♦ Drug concentrations for RTV were measured by validated LC/MS/MS method with a lower limit of quantitation (LLOQ) of 1.00 ng/mL.
♦ RTV PK parameters were calculated with standard non-compartmental analysis using WinNonlin v. 5.2 software (Pharsight Corp., Mountain View, CA) to estimate the maximum observed concentration (Cmax), time to the maximum observed concentration (Tmax), terminal phase elimination half_life (t1/2), area under the plasma concentration time curve from time 0 to the last measurable concentration (AUCt) and AUC from time 0 to infinite time (AUC∞).

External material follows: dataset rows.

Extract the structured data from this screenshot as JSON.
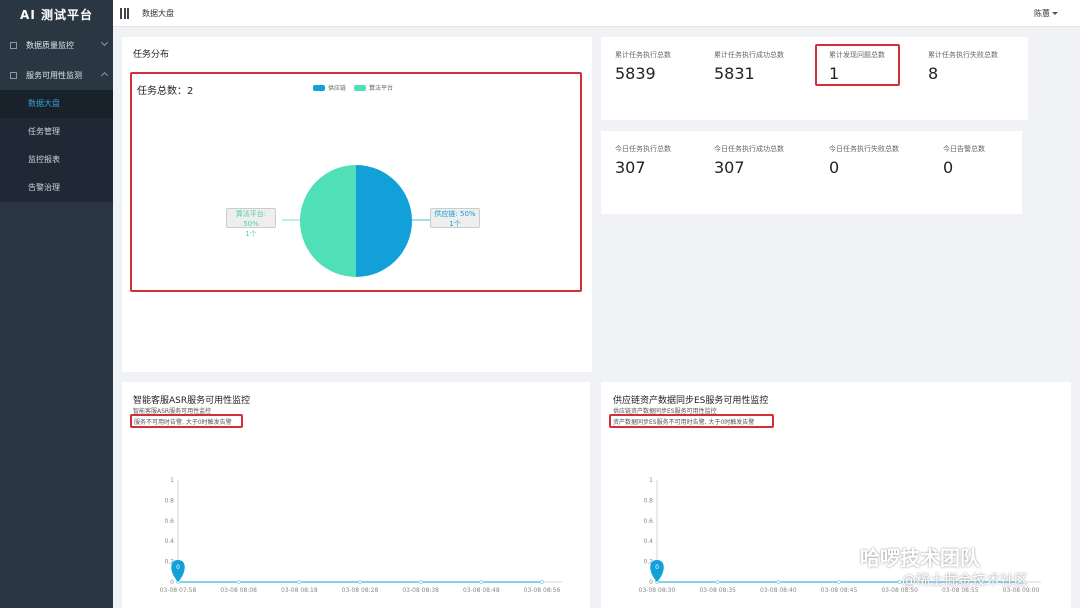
{
  "brand": "AI 测试平台",
  "sidebar": {
    "groups": [
      {
        "label": "数据质量监控"
      },
      {
        "label": "服务可用性监测"
      }
    ],
    "subitems": [
      {
        "label": "数据大盘"
      },
      {
        "label": "任务管理"
      },
      {
        "label": "监控报表"
      },
      {
        "label": "告警治理"
      }
    ]
  },
  "header": {
    "breadcrumb": "数据大盘",
    "user": "陈蕙"
  },
  "task_panel": {
    "title": "任务分布",
    "total_label": "任务总数：2",
    "legend": [
      {
        "name": "供应链",
        "color": "#11a0d8"
      },
      {
        "name": "算法平台",
        "color": "#4fe0b7"
      }
    ],
    "label_left": {
      "line1": "算法平台: 50%",
      "line2": "1个"
    },
    "label_right": {
      "line1": "供应链: 50%",
      "line2": "1个"
    }
  },
  "cumulative": [
    {
      "label": "累计任务执行总数",
      "value": "5839"
    },
    {
      "label": "累计任务执行成功总数",
      "value": "5831"
    },
    {
      "label": "累计发现问题总数",
      "value": "1"
    },
    {
      "label": "累计任务执行失败总数",
      "value": "8"
    }
  ],
  "today": [
    {
      "label": "今日任务执行总数",
      "value": "307"
    },
    {
      "label": "今日任务执行成功总数",
      "value": "307"
    },
    {
      "label": "今日任务执行失败总数",
      "value": "0"
    },
    {
      "label": "今日告警总数",
      "value": "0"
    }
  ],
  "asr": {
    "title": "智能客服ASR服务可用性监控",
    "sub1": "智能客服ASR服务可用性监控",
    "sub2": "服务不可用时告警, 大于0时触发告警"
  },
  "es": {
    "title": "供应链资产数据同步ES服务可用性监控",
    "sub1": "供应链资产数据同步ES服务可用性监控",
    "sub2": "资产数据同步ES服务不可用时告警, 大于0时触发告警"
  },
  "watermark": {
    "line1": "哈啰技术团队",
    "line2": "@稀土掘金技术社区"
  },
  "chart_data": [
    {
      "type": "pie",
      "categories": [
        "供应链",
        "算法平台"
      ],
      "values": [
        1,
        1
      ]
    },
    {
      "type": "line",
      "x": [
        "03-08 07:58",
        "03-08 08:08",
        "03-08 08:18",
        "03-08 08:28",
        "03-08 08:38",
        "03-08 08:48",
        "03-08 08:56"
      ],
      "values": [
        0,
        0,
        0,
        0,
        0,
        0,
        0
      ],
      "yticks": [
        "0",
        "0.2",
        "0.4",
        "0.6",
        "0.8",
        "1"
      ],
      "ylim": [
        0,
        1
      ],
      "marker_label": "0"
    },
    {
      "type": "line",
      "x": [
        "03-08 08:30",
        "03-08 08:35",
        "03-08 08:40",
        "03-08 08:45",
        "03-08 08:50",
        "03-08 08:55",
        "03-08 09:00"
      ],
      "values": [
        0,
        0,
        0,
        0,
        0,
        0,
        0
      ],
      "yticks": [
        "0",
        "0.2",
        "0.4",
        "0.6",
        "0.8",
        "1"
      ],
      "ylim": [
        0,
        1
      ],
      "marker_label": "0"
    }
  ]
}
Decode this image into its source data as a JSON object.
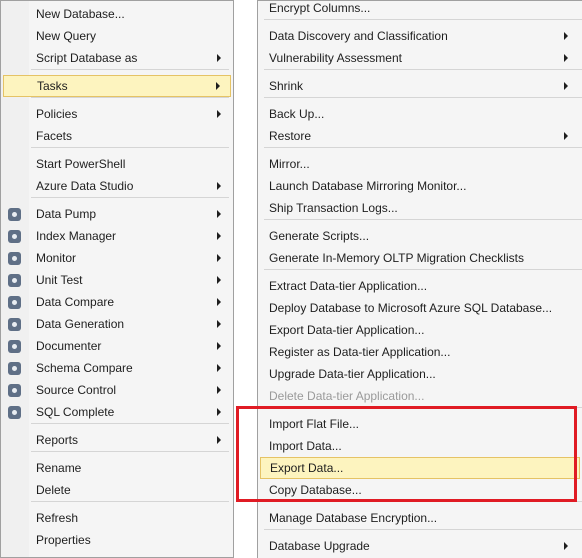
{
  "left_menu": {
    "items": [
      {
        "label": "New Database...",
        "arrow": false
      },
      {
        "label": "New Query",
        "arrow": false
      },
      {
        "label": "Script Database as",
        "arrow": true
      },
      {
        "label": "Tasks",
        "arrow": true,
        "highlighted": true
      },
      {
        "label": "Policies",
        "arrow": true
      },
      {
        "label": "Facets",
        "arrow": false
      },
      {
        "label": "Start PowerShell",
        "arrow": false
      },
      {
        "label": "Azure Data Studio",
        "arrow": true
      },
      {
        "label": "Data Pump",
        "arrow": true,
        "icon": "data-pump-icon"
      },
      {
        "label": "Index Manager",
        "arrow": true,
        "icon": "index-manager-icon"
      },
      {
        "label": "Monitor",
        "arrow": true,
        "icon": "monitor-icon"
      },
      {
        "label": "Unit Test",
        "arrow": true,
        "icon": "unit-test-icon"
      },
      {
        "label": "Data Compare",
        "arrow": true,
        "icon": "data-compare-icon"
      },
      {
        "label": "Data Generation",
        "arrow": true,
        "icon": "data-generation-icon"
      },
      {
        "label": "Documenter",
        "arrow": true,
        "icon": "documenter-icon"
      },
      {
        "label": "Schema Compare",
        "arrow": true,
        "icon": "schema-compare-icon"
      },
      {
        "label": "Source Control",
        "arrow": true,
        "icon": "source-control-icon"
      },
      {
        "label": "SQL Complete",
        "arrow": true,
        "icon": "sql-complete-icon"
      },
      {
        "label": "Reports",
        "arrow": true
      },
      {
        "label": "Rename",
        "arrow": false
      },
      {
        "label": "Delete",
        "arrow": false
      },
      {
        "label": "Refresh",
        "arrow": false
      },
      {
        "label": "Properties",
        "arrow": false
      }
    ]
  },
  "right_menu": {
    "items": [
      {
        "label": "Encrypt Columns...",
        "arrow": false
      },
      {
        "label": "Data Discovery and Classification",
        "arrow": true
      },
      {
        "label": "Vulnerability Assessment",
        "arrow": true
      },
      {
        "label": "Shrink",
        "arrow": true
      },
      {
        "label": "Back Up...",
        "arrow": false
      },
      {
        "label": "Restore",
        "arrow": true
      },
      {
        "label": "Mirror...",
        "arrow": false
      },
      {
        "label": "Launch Database Mirroring Monitor...",
        "arrow": false
      },
      {
        "label": "Ship Transaction Logs...",
        "arrow": false
      },
      {
        "label": "Generate Scripts...",
        "arrow": false
      },
      {
        "label": "Generate In-Memory OLTP Migration Checklists",
        "arrow": false
      },
      {
        "label": "Extract Data-tier Application...",
        "arrow": false
      },
      {
        "label": "Deploy Database to Microsoft Azure SQL Database...",
        "arrow": false
      },
      {
        "label": "Export Data-tier Application...",
        "arrow": false
      },
      {
        "label": "Register as Data-tier Application...",
        "arrow": false
      },
      {
        "label": "Upgrade Data-tier Application...",
        "arrow": false
      },
      {
        "label": "Delete Data-tier Application...",
        "arrow": false,
        "disabled": true
      },
      {
        "label": "Import Flat File...",
        "arrow": false
      },
      {
        "label": "Import Data...",
        "arrow": false
      },
      {
        "label": "Export Data...",
        "arrow": false,
        "highlighted": true
      },
      {
        "label": "Copy Database...",
        "arrow": false
      },
      {
        "label": "Manage Database Encryption...",
        "arrow": false
      },
      {
        "label": "Database Upgrade",
        "arrow": true
      }
    ]
  },
  "colors": {
    "menu_background": "#f5f5f5",
    "highlight_background": "#fdf4bf",
    "highlight_border": "#e5c365",
    "annotation_box": "#e01b24",
    "disabled_text": "#9a9a9a"
  }
}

A linear mixed effects analysis was performed for Tmax, Cmax, AUCt and AUC∞. Two one-sided tests were used to compare the RTV 100 mg tablet
administered under high-fat and moderate-fat meal conditions to the RTV 100 mg tablet administered under fasting conditions and to compare the tablet administered under high-fat to moderate-fat meal conditions.
Safety and tolerability were assessed throughout the study based on reported adverse events (AEs), vital signs and clinical laboratory measurements.
The observed plasma concentration versus time profiles for the RTV tablet are shown in Figure 1.
After administration of the RTV tablet formulation under various meal conditions, the RTV Cmax and AUC values were approximately 20-23% lower when dosed following a high-fat or moderate-fat meal compared to administration under fasting conditions.The slight delay in Tmax is consistent with delayed gastric emptying following a meal.
When the RTV tablet was administered with food, RTV exposure was not affected by meal content (i.e., high-fat vs. moderate-fat meal), since the 90% confidence intervals for log-transformed AUC and Cmax were contained within the 0.80 to 1.25 range for the RTV tablet administered following a high-fat breakfast versus a moderate-fat breakfast.
The regimens were generally safe and well tolerated. No differences were seen among regimens for their adverse event profiles. The majority of AEs (6/7, 86%) were mild in severity.
1. Klein CE, Chiu YL, Awni W, Ng J, Xiong J, Roth W, Podsadecki T, Kim D, Bernstein B. A Pivotal Biostudy Comparing Ritonavir 100 mg Film-Coated Tablet to a Ritonavir 100 mg Soft Gelatin Capsule in Healthy Adult Subjects. IAS 2008, Mexico City, Podium Presentation (THAB04).